It was among this group of discriminated Quakers and Mennonites that land owner William Penn (also a Quaker) asked for settlers for his new colony. Penn had received in 1681, thanks to his influential family, the lands of the region named Sylvania by him (later switched to Pennsylvania on his name), and he there created a territory with its own laws that guaranteed freedom of cult and an equitative tax fee. The first American colony of this kind was a Mennonite family and twelve Quaker ones, who founded Germantown, outside Philadelphia, in 1683. During the next years, 2500 Mennonites and 500 Amish reached the region, slowly moving to the western Lancaster County, of wilder and cheaper lands. A variant of Dutch and German was, and is still today in some groups, their official language.
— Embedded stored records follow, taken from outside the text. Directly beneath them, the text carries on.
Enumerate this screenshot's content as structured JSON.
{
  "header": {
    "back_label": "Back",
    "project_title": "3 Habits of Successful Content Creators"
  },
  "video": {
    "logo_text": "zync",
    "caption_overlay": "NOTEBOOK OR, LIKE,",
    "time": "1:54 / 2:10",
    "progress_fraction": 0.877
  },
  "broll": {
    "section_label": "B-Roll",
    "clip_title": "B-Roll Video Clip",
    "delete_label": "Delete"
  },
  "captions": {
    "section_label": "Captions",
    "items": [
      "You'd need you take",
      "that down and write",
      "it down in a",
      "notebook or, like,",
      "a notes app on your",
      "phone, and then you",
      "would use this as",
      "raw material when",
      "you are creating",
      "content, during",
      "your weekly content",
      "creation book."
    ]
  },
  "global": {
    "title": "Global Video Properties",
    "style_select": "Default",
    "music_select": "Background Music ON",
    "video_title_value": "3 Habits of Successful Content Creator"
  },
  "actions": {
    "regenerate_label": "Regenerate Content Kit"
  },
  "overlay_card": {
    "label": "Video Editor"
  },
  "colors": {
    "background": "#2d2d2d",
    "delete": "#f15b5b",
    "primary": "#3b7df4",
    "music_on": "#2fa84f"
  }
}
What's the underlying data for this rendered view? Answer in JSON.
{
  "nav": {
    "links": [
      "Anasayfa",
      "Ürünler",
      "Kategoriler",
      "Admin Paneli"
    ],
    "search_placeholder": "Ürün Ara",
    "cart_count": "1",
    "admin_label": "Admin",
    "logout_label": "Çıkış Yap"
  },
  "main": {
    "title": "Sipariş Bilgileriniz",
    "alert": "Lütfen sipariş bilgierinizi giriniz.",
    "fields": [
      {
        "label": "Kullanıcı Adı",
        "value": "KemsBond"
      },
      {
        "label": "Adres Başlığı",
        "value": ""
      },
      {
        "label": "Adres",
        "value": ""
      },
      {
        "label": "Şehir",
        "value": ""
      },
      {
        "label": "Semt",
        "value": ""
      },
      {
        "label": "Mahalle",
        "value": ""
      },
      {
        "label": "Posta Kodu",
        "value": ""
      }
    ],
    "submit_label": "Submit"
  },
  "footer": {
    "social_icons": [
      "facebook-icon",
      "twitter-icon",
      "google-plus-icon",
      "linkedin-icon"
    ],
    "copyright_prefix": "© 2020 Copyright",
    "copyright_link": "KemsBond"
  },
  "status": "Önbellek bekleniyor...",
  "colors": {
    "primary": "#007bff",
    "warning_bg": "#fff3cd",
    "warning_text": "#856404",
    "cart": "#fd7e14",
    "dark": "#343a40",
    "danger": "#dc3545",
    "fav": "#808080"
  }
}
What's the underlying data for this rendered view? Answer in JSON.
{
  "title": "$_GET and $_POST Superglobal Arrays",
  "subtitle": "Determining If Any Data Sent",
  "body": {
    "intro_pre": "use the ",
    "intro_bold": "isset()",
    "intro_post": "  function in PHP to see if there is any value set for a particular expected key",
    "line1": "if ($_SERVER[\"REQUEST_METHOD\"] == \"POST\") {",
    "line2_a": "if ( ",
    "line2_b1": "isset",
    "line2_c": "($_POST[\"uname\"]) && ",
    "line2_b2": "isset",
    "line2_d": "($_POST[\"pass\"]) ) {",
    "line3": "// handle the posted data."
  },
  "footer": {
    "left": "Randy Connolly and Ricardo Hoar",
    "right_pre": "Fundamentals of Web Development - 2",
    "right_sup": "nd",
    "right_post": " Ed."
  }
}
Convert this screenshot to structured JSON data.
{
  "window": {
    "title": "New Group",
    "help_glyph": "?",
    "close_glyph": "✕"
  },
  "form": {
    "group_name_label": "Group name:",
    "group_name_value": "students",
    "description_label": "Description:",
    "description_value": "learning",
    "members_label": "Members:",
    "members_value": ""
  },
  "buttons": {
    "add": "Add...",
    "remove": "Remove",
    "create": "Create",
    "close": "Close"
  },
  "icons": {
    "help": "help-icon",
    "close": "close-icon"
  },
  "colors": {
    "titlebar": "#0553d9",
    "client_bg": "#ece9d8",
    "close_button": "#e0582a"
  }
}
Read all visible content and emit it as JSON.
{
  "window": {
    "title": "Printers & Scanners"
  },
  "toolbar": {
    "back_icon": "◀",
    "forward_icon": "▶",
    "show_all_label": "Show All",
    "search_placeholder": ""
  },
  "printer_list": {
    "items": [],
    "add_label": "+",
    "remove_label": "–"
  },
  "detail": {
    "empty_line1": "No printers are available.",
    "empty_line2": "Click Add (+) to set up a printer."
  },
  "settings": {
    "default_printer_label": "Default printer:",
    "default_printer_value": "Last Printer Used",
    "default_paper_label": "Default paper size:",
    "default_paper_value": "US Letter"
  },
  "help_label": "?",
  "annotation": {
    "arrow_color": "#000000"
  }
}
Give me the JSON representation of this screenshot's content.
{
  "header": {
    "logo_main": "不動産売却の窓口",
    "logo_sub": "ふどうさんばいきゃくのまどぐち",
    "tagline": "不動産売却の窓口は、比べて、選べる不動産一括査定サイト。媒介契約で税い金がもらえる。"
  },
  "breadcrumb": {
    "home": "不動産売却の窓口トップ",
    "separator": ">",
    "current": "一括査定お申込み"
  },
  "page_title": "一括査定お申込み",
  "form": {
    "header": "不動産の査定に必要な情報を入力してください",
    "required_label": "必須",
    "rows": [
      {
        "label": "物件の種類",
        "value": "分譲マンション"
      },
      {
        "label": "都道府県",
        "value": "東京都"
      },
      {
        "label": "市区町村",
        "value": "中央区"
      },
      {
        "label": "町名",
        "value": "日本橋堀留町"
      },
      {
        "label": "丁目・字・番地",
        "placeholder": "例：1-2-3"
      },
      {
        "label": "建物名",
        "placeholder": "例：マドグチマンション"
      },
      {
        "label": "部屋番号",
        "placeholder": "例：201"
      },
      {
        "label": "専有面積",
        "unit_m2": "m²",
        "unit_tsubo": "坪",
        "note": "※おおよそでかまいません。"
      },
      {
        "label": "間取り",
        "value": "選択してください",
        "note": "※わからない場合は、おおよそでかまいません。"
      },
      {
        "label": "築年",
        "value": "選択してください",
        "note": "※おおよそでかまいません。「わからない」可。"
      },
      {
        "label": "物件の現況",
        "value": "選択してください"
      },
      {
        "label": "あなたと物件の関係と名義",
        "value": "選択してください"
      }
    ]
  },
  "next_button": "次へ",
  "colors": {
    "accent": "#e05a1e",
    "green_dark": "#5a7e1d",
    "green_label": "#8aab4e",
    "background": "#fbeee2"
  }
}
Among these communities, new splits soon happened, contrary to their European analogues, who eventually merged into a single Mennonite Church. In America, the Old Order Mennonite eventually differentiated from other communities. Those became the typical, simple farms inhabited by long-bearded characters, reluctant to the use of technology, even using buttons, and the high education of their children. Their values have always been the feeling of belonging to a community, love for the land, and a religious education oriented to craft jobs.

Amish have been, since their appearing, exempt from military service and out of the social security system, as they believe themselves as the only ones with the right to take care of the community. This also happens in other services, almost every church has a life insurance for the community members. Mennonite Disaster Service is an American network of volunteers who act in national or local emergencies. The example of Amish Lancaster County is curious, as they created their own firemen brigade in 1885.

Dissident Mennonites

The rest of Mennonite groups (Hutterites, Mennonites of the Church of God in Christ, Brethren in Christ) , some more puritan and others more progressist, share most of their doctrine with th first, but varying some behaviours or interpretations from some Bible versicles. Probably, the oddest of these is the one that founded the Ephrata Cloister, in Lancaster County (Pennsylvania) in 1732. These descended from a pietistic branch of German Mennonites settled in Germantown, from which in 1728, the Seventh Day Dunkers had split. They only differentiated from the first in their use of Saturday as sacred rest day.

Among them, charismatic Conrad Beissel founded the hermit community of which he self-proclaimed the leader. This community tried to live as similarly as possible to the imagined life in Heaven. Living in the monastery was subject to a very harsh discipline, involving a six hour sleep per day in a wooden box, and eat a single vegetarian meal per day (although the Bible never mentions that in Heaven one must eat, it was thought that without that, the community would not last long). Life expectancy in the cloister was always quite low. Beissel was convinced that Christ would come back to the World while he would still be alive, and He would do it "as a robber in the night". So, every night, the whole monastery had to wake up from 0 AM to 2 AM to watch fir His arrival. At the leader's death in 1768, the community lost its meaning and most of its members were integrated into the Baptist Seventh Day Church, which actually was the closest to their doctrine.